How did Weed become illegal In the United States?
The history of cannabis is a compelling story for many and politics plays a huge role in the criminilization and legalization of Marijuana. Weed is illegal because of various political motives that see marijuana as a narcotic rather then an element of cure.
Weed is easy to produce, and like with any natural medicine it poses a threat to the ultra-powerfully big pharmaceutical companies.
In the United States marijuana was first criminalized back in 1937. This was written up and passed under The Marijuana Tax Act
Note that the Marijuana Tax Act was passed only 4 years after the repeal of the national Prohibition of alcohol. Marijuana criminalization changes also might have been assisted by political exploitation of racism and anti-immigration fears and various forms of cultural propaganda.
The criminalization of Cannabis failed to bring about the effect of it’s passing bill, and instead gave rise to many criminalized gangs and as a result created the war on drugs, which has resulted in many innocent men in particularly African American and those of Mexican origin unfairly doing long prison sentences for minimal possession or sale of pot.
In the 1960’s and 1970’s various communities in the United States such as Hipster run communities and those that included various African American groups have proposed that the war on drugs had an ethnically related motive that was discriminating against certain groups.

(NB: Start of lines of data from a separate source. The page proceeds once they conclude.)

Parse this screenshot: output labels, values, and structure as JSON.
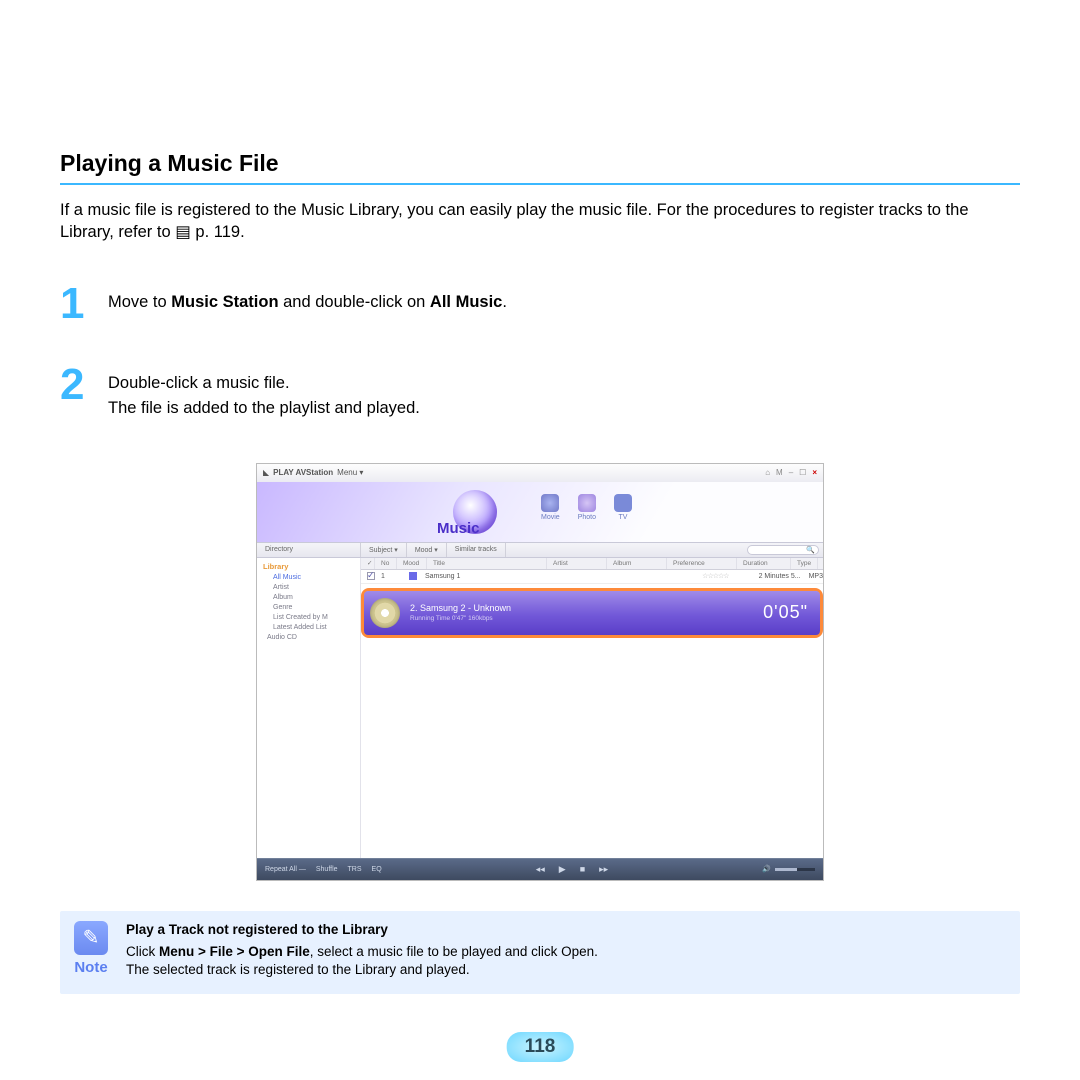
{
  "heading": "Playing a Music File",
  "intro_1": "If a music file is registered to the Music Library, you can easily play the music file. For the procedures to register tracks to the Library, refer to ",
  "intro_ref": "p. 119",
  "steps": {
    "one": {
      "num": "1",
      "a": "Move to ",
      "b": "Music Station",
      "c": " and double-click on ",
      "d": "All Music",
      "e": "."
    },
    "two": {
      "num": "2",
      "l1": "Double-click a music file.",
      "l2": "The file is added to the playlist and played."
    }
  },
  "app": {
    "title_prefix": "PLAY AVStation",
    "menu": "Menu ▾",
    "winbtns": [
      "⌂",
      "M",
      "–",
      "☐",
      "×"
    ],
    "tabs": {
      "music": "Music",
      "movie": "Movie",
      "photo": "Photo",
      "tv": "TV"
    },
    "filter": {
      "directory": "Directory",
      "subject": "Subject ▾",
      "mood": "Mood ▾",
      "similar": "Similar tracks"
    },
    "search_placeholder": "",
    "cols": [
      "✓",
      "No",
      "Mood",
      "Title",
      "Artist",
      "Album",
      "Preference",
      "Duration",
      "Type"
    ],
    "sidebar": {
      "root": "Library",
      "items": [
        "All Music",
        "Artist",
        "Album",
        "Genre",
        "List Created by M",
        "Latest Added List",
        "Audio CD"
      ]
    },
    "row1": {
      "no": "1",
      "title": "Samsung 1",
      "stars": "☆☆☆☆☆",
      "duration": "2 Minutes 5...",
      "type": "MP3"
    },
    "nowplaying": {
      "track": "2.  Samsung 2 - Unknown",
      "sub": "Running Time 0'47\"     160kbps",
      "time": "0'05\""
    },
    "playbar": {
      "repeat": "Repeat All —",
      "shuffle": "Shuffle",
      "trs": "TRS",
      "eq": "EQ"
    }
  },
  "note": {
    "label": "Note",
    "title": "Play a Track not registered to the Library",
    "l1a": "Click ",
    "l1b": "Menu > File > Open File",
    "l1c": ", select a music file to be played and click Open.",
    "l2": "The selected track is registered to the Library and played."
  },
  "page_number": "118"
}
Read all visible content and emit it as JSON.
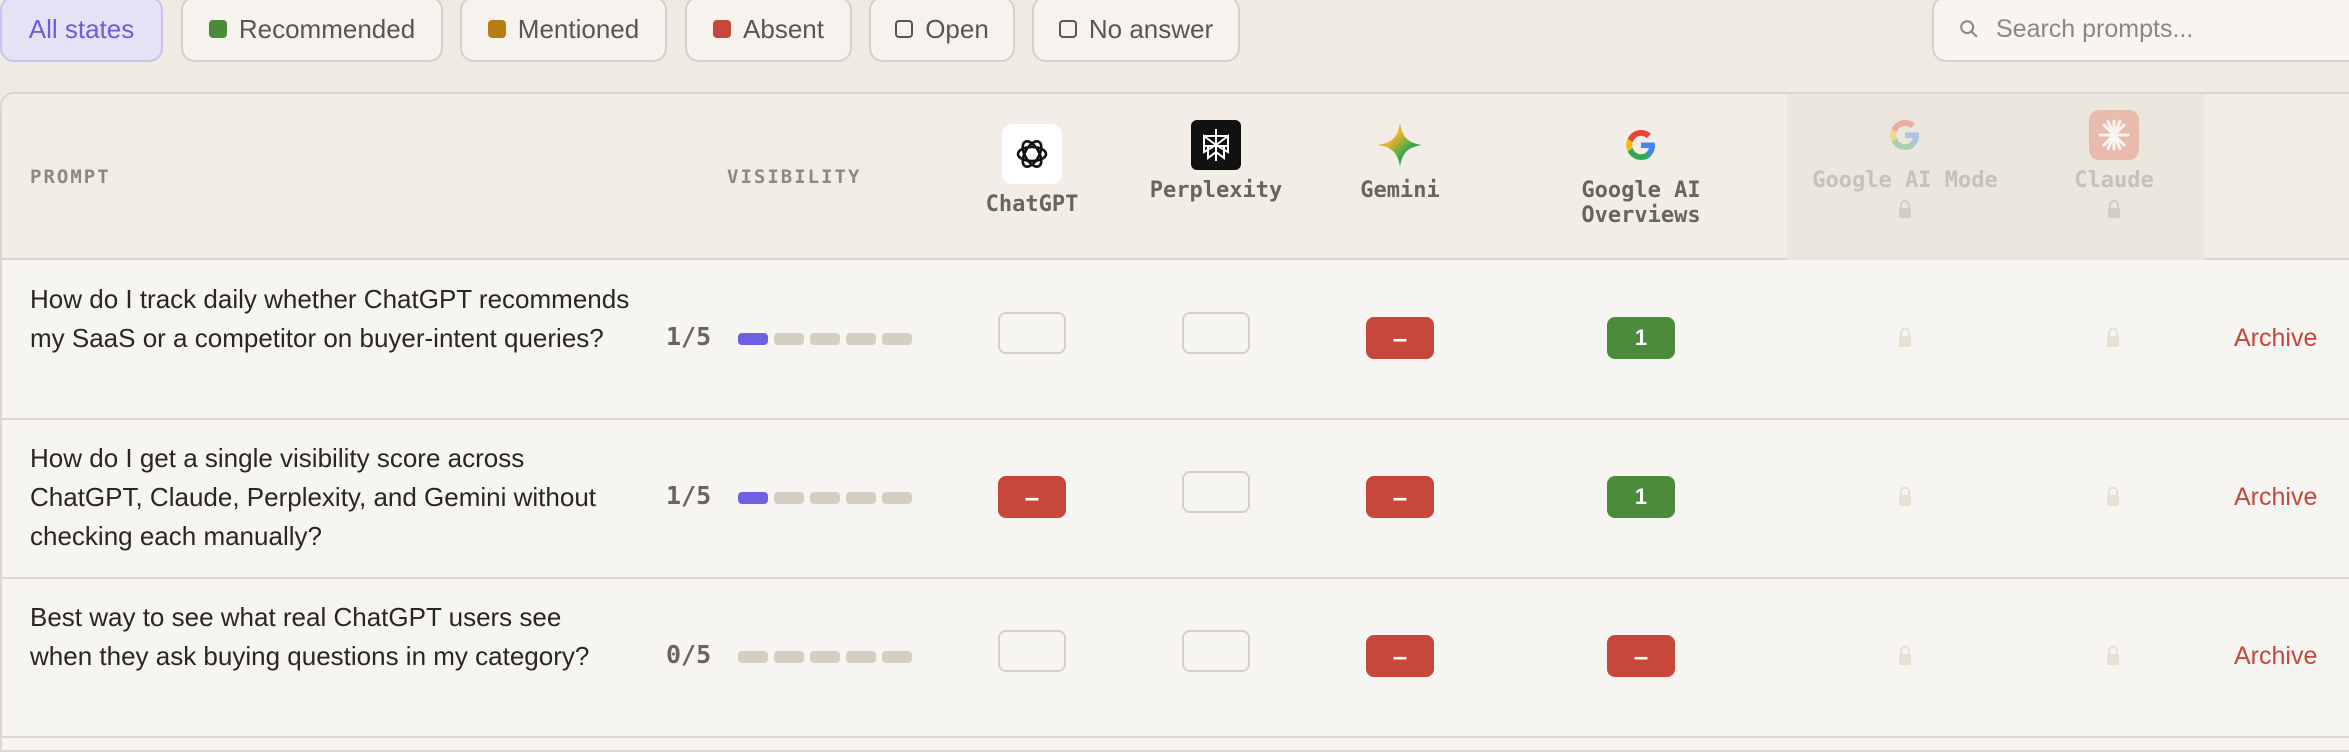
{
  "filters": {
    "all": "All states",
    "recommended": "Recommended",
    "mentioned": "Mentioned",
    "absent": "Absent",
    "open": "Open",
    "no_answer": "No answer"
  },
  "search": {
    "placeholder": "Search prompts..."
  },
  "header": {
    "prompt": "PROMPT",
    "visibility": "VISIBILITY",
    "services": [
      "ChatGPT",
      "Perplexity",
      "Gemini",
      "Google AI Overviews",
      "Google AI Mode",
      "Claude"
    ]
  },
  "colors": {
    "recommended": "#4b8b39",
    "mentioned": "#b97d16",
    "absent": "#c8473b",
    "accent": "#6e5fe3"
  },
  "rows": [
    {
      "prompt": "How do I track daily whether ChatGPT recommends my SaaS or a competitor on buyer-intent queries?",
      "score": "1/5",
      "visibility_filled": 1,
      "cells": [
        "empty",
        "empty",
        "–",
        "1"
      ],
      "action": "Archive"
    },
    {
      "prompt": "How do I get a single visibility score across ChatGPT, Claude, Perplexity, and Gemini without checking each manually?",
      "score": "1/5",
      "visibility_filled": 1,
      "cells": [
        "–",
        "empty",
        "–",
        "1"
      ],
      "action": "Archive"
    },
    {
      "prompt": "Best way to see what real ChatGPT users see when they ask buying questions in my category?",
      "score": "0/5",
      "visibility_filled": 0,
      "cells": [
        "empty",
        "empty",
        "–",
        "–"
      ],
      "action": "Archive"
    }
  ]
}
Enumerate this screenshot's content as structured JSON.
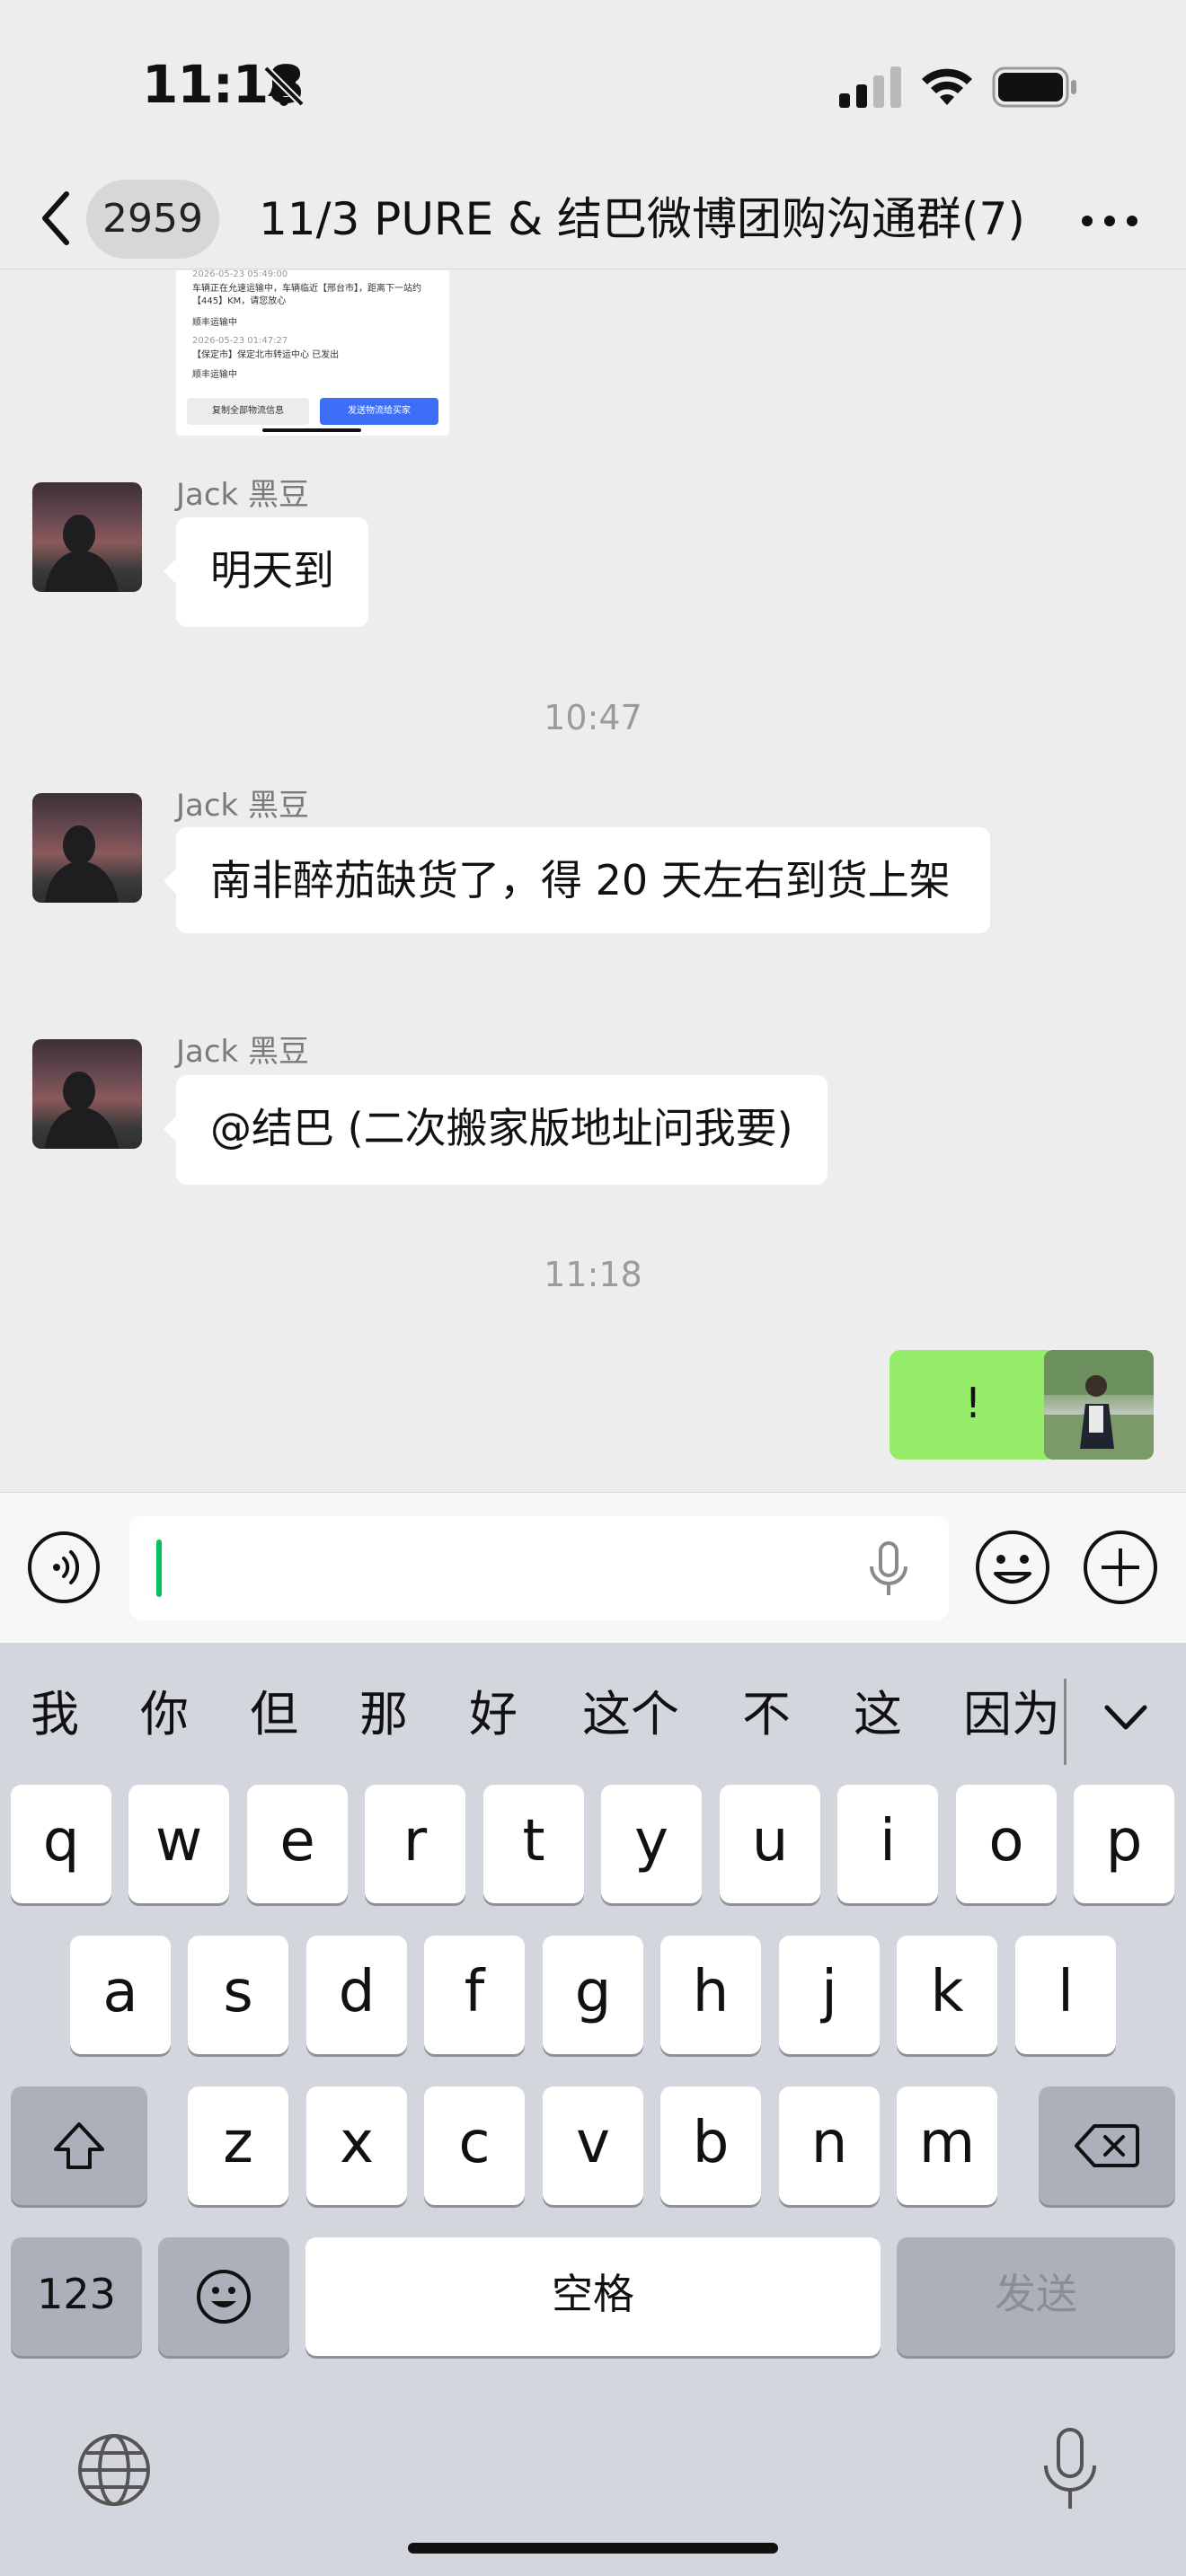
{
  "status_bar": {
    "time": "11:18"
  },
  "header": {
    "unread_count": "2959",
    "title": "11/3 PURE & 结巴微博团购沟通群(7)"
  },
  "chat": {
    "shared_screenshot": {
      "lines": [
        "2026-05-23 05:49:00",
        "车辆正在允速运输中，车辆临近【邢台市】，距离下一站约",
        "【445】KM，请您放心",
        "顺丰运输中",
        "2026-05-23 01:47:27",
        "【保定市】保定北市转运中心 已发出",
        "顺丰运输中"
      ],
      "copy_button": "复制全部物流信息",
      "send_button": "发送物流给买家"
    },
    "messages": [
      {
        "sender": "Jack 黑豆",
        "text": "明天到"
      },
      {
        "divider": "10:47"
      },
      {
        "sender": "Jack 黑豆",
        "text": "南非醉茄缺货了，得 20 天左右到货上架"
      },
      {
        "sender": "Jack 黑豆",
        "text": "@结巴 (二次搬家版地址问我要)"
      },
      {
        "divider": "11:18"
      },
      {
        "sender": "me",
        "text": "!"
      }
    ]
  },
  "input_bar": {
    "value": ""
  },
  "keyboard": {
    "suggestions": [
      "我",
      "你",
      "但",
      "那",
      "好",
      "这个",
      "不",
      "这",
      "因为"
    ],
    "row1": [
      "q",
      "w",
      "e",
      "r",
      "t",
      "y",
      "u",
      "i",
      "o",
      "p"
    ],
    "row2": [
      "a",
      "s",
      "d",
      "f",
      "g",
      "h",
      "j",
      "k",
      "l"
    ],
    "row3": [
      "z",
      "x",
      "c",
      "v",
      "b",
      "n",
      "m"
    ],
    "numbers_key": "123",
    "space_key": "空格",
    "send_key": "发送"
  },
  "icons": {
    "bell": "bell-slash-icon",
    "signal": "cellular-signal-icon",
    "wifi": "wifi-icon",
    "battery": "battery-icon",
    "back": "chevron-left-icon",
    "more": "more-dots-icon",
    "voice": "voice-input-icon",
    "mic": "microphone-icon",
    "emoji": "emoji-icon",
    "plus": "plus-icon",
    "shift": "shift-icon",
    "backspace": "backspace-icon",
    "globe": "globe-icon",
    "collapse": "chevron-down-icon"
  },
  "colors": {
    "self_bubble": "#95ec69",
    "cursor": "#07c160",
    "send_logistics_button": "#3d6ef7"
  }
}
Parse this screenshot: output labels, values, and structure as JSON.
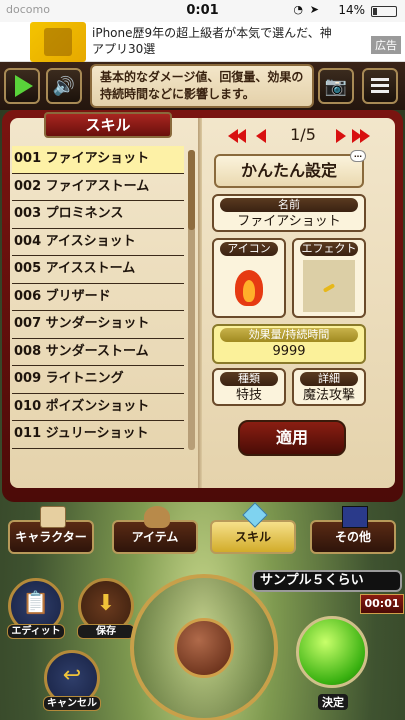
{
  "status": {
    "carrier": "docomo",
    "time": "0:01",
    "battery": "14%"
  },
  "ad": {
    "text": "iPhone歴9年の超上級者が本気で選んだ、神アプリ30選",
    "badge": "広告"
  },
  "topbar": {
    "tip": "基本的なダメージ値、回復量、効果の持続時間などに影響します。"
  },
  "book": {
    "tab": "スキル",
    "skills": [
      "001 ファイアショット",
      "002 ファイアストーム",
      "003 プロミネンス",
      "004 アイスショット",
      "005 アイスストーム",
      "006 ブリザード",
      "007 サンダーショット",
      "008 サンダーストーム",
      "009 ライトニング",
      "010 ポイズンショット",
      "011 ジュリーショット"
    ],
    "selected_index": 0
  },
  "detail": {
    "page": "1/5",
    "mode_button": "かんたん設定",
    "name_label": "名前",
    "name_value": "ファイアショット",
    "icon_label": "アイコン",
    "effect_label": "エフェクト",
    "amount_label": "効果量/持続時間",
    "amount_value": "9999",
    "type_label": "種類",
    "type_value": "特技",
    "detail_label": "詳細",
    "detail_value": "魔法攻撃",
    "apply": "適用"
  },
  "tabs": [
    {
      "label": "キャラクター",
      "icon": "scroll-icon"
    },
    {
      "label": "アイテム",
      "icon": "bag-icon"
    },
    {
      "label": "スキル",
      "icon": "crystal-icon",
      "active": true
    },
    {
      "label": "その他",
      "icon": "flag-icon"
    }
  ],
  "controls": {
    "edit": "エディット",
    "save": "保存",
    "cancel": "キャンセル",
    "sample": "サンプル５くらい",
    "timer": "00:01",
    "decide": "決定"
  }
}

Some interesting statistics to note are;
- Over one trillion dollars spent on the drug war since it started.
- There were 1.6 million U.S drug arrests in 2010
- 8 Million people were arrested for pot since the year 2000
Because of marijuana’s illegal status, many universities and scientific groups were hesitant about conducting controlled and regulated studies to either prove or disprove the observational hypothesis. This off curse resulted in an over-extended delay in delivering a much useful alternative treatment to those who may benefit from cannabis use. Benefits of Cannabis were widely denied or dismissed within relevant medical circles for a long time.
In recent time however, many of Neurologists in the united states have regarded cannabis’ neuroprotective abilities for years. In the United States, the FDA has kept a tight lock on the publication and legalization of Marijuana, and Congress has been hesitating to legalize it in fears of other social issues involved in the process.
With public opinion shifting, marijuana legalization is becoming more and more common.
As of 2015 Medical Cannabis became legal in 23 states across the United States of America, and it is legal for medical purposes within all of Canada.
As for the administration of Cannabis, different people may respond differently to the administration of cannabis. Some may see a greater beneficial result after Inhaling marijuana while others may find that there’s a drawback as their lungs may not process the marijuana smoke all too well, therefore, someone may come to dislike pot as a healthy medical solution. This can discourage pot use and in such cases, other forms of administration may be more appropriate, such as taking pot orally.